■ Work item
After reading the data below, copy out every line that contains the word "JSON".

·····

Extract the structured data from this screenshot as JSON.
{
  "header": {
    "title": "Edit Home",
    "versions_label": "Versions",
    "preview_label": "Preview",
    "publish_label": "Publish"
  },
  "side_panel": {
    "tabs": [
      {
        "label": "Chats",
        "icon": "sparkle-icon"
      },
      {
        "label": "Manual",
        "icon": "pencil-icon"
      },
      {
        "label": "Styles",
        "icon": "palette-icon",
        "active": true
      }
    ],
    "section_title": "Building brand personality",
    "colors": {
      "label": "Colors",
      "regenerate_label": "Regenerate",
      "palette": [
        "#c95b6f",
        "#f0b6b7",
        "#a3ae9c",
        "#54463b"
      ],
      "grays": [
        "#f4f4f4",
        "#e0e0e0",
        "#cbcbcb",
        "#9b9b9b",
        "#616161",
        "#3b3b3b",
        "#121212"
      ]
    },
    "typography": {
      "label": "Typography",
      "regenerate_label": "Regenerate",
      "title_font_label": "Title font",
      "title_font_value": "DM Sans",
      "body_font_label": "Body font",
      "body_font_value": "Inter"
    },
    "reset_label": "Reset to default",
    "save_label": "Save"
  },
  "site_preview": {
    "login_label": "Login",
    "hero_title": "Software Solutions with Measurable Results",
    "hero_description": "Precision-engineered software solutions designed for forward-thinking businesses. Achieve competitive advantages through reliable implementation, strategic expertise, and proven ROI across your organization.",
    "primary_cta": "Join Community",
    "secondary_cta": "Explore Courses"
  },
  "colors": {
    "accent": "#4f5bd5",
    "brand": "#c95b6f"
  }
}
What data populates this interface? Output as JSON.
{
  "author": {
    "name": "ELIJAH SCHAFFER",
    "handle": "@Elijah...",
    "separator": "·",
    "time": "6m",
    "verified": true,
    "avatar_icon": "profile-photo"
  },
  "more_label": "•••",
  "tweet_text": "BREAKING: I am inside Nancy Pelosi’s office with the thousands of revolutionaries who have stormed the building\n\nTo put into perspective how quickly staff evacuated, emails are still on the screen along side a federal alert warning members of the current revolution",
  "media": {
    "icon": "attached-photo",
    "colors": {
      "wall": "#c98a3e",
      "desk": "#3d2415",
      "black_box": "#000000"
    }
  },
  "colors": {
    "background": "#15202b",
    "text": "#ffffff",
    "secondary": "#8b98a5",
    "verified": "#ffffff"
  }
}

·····

■ Solution for this exercise
Extract the structured data from this screenshot as JSON.
What data populates this interface? Output as JSON.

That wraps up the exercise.